Email Choice/Opt-out

Users who opt in to receive emails may choose to no longer receive e-mail updates and newsletters by selecting the "opt-out of future email" option in the email they receive from JD Supra or in their JD Supra account management screen.

Security

JD Supra takes reasonable precautions to insure that user information is kept private. We restrict access to user information to those individuals who reasonably need access to perform their job functions, such as our third party email service, customer service personnel and technical staff. However, please note that no method of transmitting or storing data is completely secure and we cannot guarantee the security of user information. Unauthorized entry or use, hardware or software failure, and other factors may compromise the security of user information at any time.

If you have reason to believe that your interaction with us is no longer secure, you must immediately notify us of the problem by contacting us at info@jdsupra.com. In the unlikely event that we believe that the security of your user information in our possession or control may have been compromised, we may seek to notify you of that development and, if so, will endeavor to do so as promptly as practicable under the circumstances.

Sharing and Disclosure of Information JD Supra Collects

Except as otherwise described in this privacy statement, JD Supra will not disclose personal information to any third party unless we believe that disclosure is necessary to: (1) comply with applicable laws; (2) respond to governmental inquiries or requests; (3) comply with valid legal process; (4) protect the rights, privacy, safety or property of JD Supra, users of the Service, Website visitors or the public; (5) permit us to pursue available remedies or limit the damages that we may sustain; and (6) enforce our Terms & Conditions of Use.

In the event there is a change in the corporate structure of JD Supra such as, but not limited to, merger, consolidation, sale, liquidation or transfer of substantial assets, JD Supra may, in its sole discretion, transfer, sell or assign information collected on and through the Service to one or more affiliated or unaffiliated third parties.

Links to Other Websites

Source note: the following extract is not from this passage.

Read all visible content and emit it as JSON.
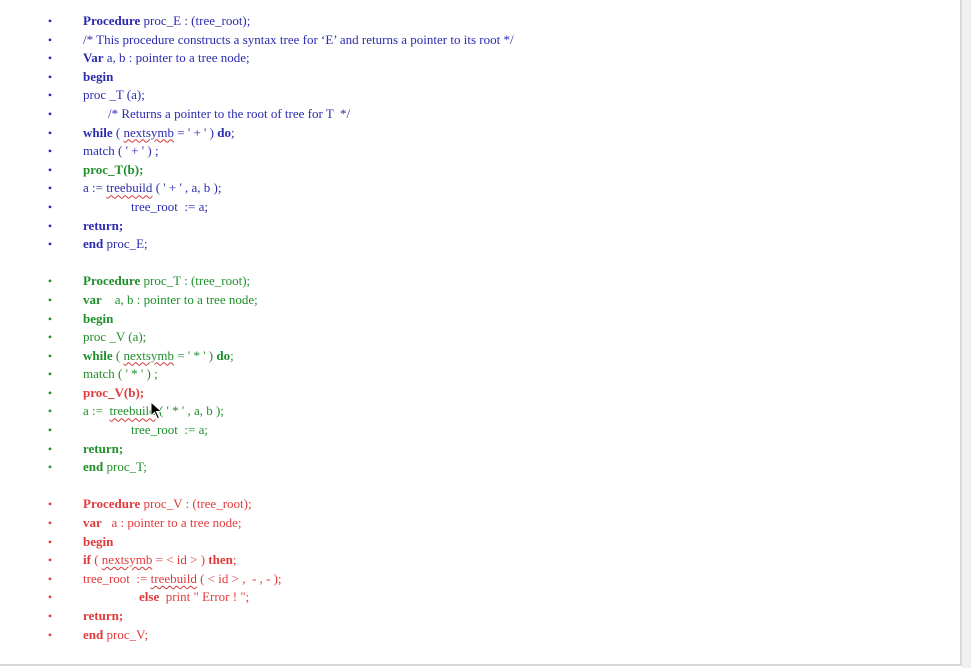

This Website and the Service may contain links to other websites. The operator of such other websites may collect information about you, including through cookies or other technologies. If you are using the Service through the Website and link to another site, you will leave the Website and this Policy will not apply to your use of and activity on those other sites. We encourage you to read the legal notices posted on those sites, including their privacy policies. We shall have no responsibility or liability for your visitation to, and the data collection and use practices of, such other sites. This Policy applies solely to the information collected in connection with your use of this Website and does not apply to any practices conducted offline or in connection with any other websites.

Changes in Our Privacy Policy

We reserve the right to change this Policy at any time. Please refer to the date at the top of this page to determine when this Policy was last revised. Any changes to our privacy policy will become effective upon posting of the revised policy on the Website. By continuing to use the Service or Website following such changes, you will be deemed to have agreed to such changes. If you do not agree with the terms of this Policy, as it may be amended from time to time, in whole or part, please do not continue using the Service or the Website.

Contacting JD Supra

If you have any questions about this privacy statement, the practices of this site, your dealings with this Web site, or if you would like to change any of the information you have provided to us, please contact us at: info@jdsupra.com.

- hide
*With LinkedIn, you don't need to create a separate login to manage your free JD Supra account, and we can make suggestions based on your needs and interests. We will not post anything on LinkedIn in your name. Or, sign up using your email address.